The major-label trade organization said unit shipments of music were down more than 10% in the first six months of 2002, compared to the same period a year earlier. The dollar value of those shipments slipped just under 7% to $5.5 billion.
At the same time, the RIAA released details of a study linking usage of online music-downloading networks like Kazaa and Morpheus with decreased record buying. RIAA-commissioned pollster Peter Hart Associates found that 41% of users whose file-swapping activity has increased over the past year said they are buying less music, compared to just 22% of those with decreased usage.
"The disinclination to buy would clearly seem to be greatest to those who have increased their downloading," said Peter Hart official Geoff Garin. "That casts a lot of doubts on any assertion that there is a positive correlation between downloading tracks and buying more music."
Garin conceded, however, that the study looked at only "wired" users -- those connected to the Internet with at least a dial-up connection.
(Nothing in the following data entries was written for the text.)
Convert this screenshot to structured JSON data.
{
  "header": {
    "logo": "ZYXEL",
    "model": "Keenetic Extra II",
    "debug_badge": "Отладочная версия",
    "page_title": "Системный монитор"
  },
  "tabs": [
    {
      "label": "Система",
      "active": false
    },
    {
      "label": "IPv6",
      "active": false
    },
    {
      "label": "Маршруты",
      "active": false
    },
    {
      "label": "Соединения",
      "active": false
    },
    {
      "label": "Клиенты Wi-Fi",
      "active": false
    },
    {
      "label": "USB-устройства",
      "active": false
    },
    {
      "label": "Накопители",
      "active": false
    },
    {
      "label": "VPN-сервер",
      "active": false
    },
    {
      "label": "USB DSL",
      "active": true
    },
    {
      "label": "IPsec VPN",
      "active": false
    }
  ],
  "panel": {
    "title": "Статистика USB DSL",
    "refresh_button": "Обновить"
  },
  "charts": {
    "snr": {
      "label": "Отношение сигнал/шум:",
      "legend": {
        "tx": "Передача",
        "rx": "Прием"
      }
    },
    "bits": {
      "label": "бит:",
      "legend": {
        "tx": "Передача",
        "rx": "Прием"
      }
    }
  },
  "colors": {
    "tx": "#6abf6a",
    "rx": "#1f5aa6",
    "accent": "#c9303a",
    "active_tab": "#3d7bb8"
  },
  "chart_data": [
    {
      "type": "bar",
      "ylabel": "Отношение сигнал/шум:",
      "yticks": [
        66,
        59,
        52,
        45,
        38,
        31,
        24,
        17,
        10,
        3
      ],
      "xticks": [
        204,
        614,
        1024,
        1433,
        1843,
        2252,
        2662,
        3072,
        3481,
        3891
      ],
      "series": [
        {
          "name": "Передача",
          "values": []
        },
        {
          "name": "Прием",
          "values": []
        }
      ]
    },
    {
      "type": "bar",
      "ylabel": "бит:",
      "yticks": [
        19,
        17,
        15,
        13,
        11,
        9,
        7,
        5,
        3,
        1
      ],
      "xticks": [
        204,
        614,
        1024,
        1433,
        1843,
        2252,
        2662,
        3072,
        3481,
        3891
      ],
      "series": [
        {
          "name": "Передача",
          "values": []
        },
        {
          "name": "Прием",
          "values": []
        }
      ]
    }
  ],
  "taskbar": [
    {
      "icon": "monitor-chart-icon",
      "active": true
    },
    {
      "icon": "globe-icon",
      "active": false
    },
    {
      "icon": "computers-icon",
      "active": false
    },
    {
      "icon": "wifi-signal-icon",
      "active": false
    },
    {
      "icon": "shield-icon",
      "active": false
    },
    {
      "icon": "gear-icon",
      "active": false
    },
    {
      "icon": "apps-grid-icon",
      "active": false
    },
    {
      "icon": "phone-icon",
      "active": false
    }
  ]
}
Data on the music-buying habits of non Web-users won't be compiled until the fall, he said.
Also on the plate at Monday's stat buffet were numbers cataloging a dramatic increase in siezures of counterfeit material by the RIAA. The group said pirate CD seizures were up more than 170% as of mid-year, while captured stashes of illicit recordable CD-Rs were up 66%.
The industry's barrage of piracy data seemed squarely aimed at discrediting competing studies, including one released earlier this summer by Jupiter Media Metrix, which indicated that heavy file-swapping users are actually more likely to buy more music as a result of their online activities.
But the RIAA may have another motive in mind as well, said P.J. McNealy, director or research for the tech consultancy GartnerG2.
"This announcement really sets up the second half of the year for the RIAA to ask Congress for more help fighting piracy," McNealy said.
He cited a bill recently introduced by California Congressman Howard Berman (D-Mission Hills), which would give the major labels a broad mandate to combat the peer-to-peer networks through technological means. The measure was hailed as a crucial step forward by the RIAA, but has raised the hackles of privacy advocates.
The RIAA may also be looking to build its case for another controversial anti-piracy measure - filing suit against the actual users of file-swapping networks. The group recently took Internet service provider Verizon to court to get names of high-traffic P2P users, and an RIAA spokesman said Monday that "nothing's off the table at this point" in the anti-piracy fight.
Leading the downturn in music shipment numbers by market segment were CD singles, which tumbled more than 80% to just 2.2 million units in the first half of 2002. Some music insiders have argued that singles are the first to suffer from digital piracy, since they are far easier to download than full albums.
Shipments of the industry's flagship product, full-length CD albums, fell 7.2% on a unit basis to 369 million. The dollar value of those shipments sank 5.1% to $5.2 billion. The shipment data differs from actual sales at retail; the numbers can change based on returned merchandise and other factors.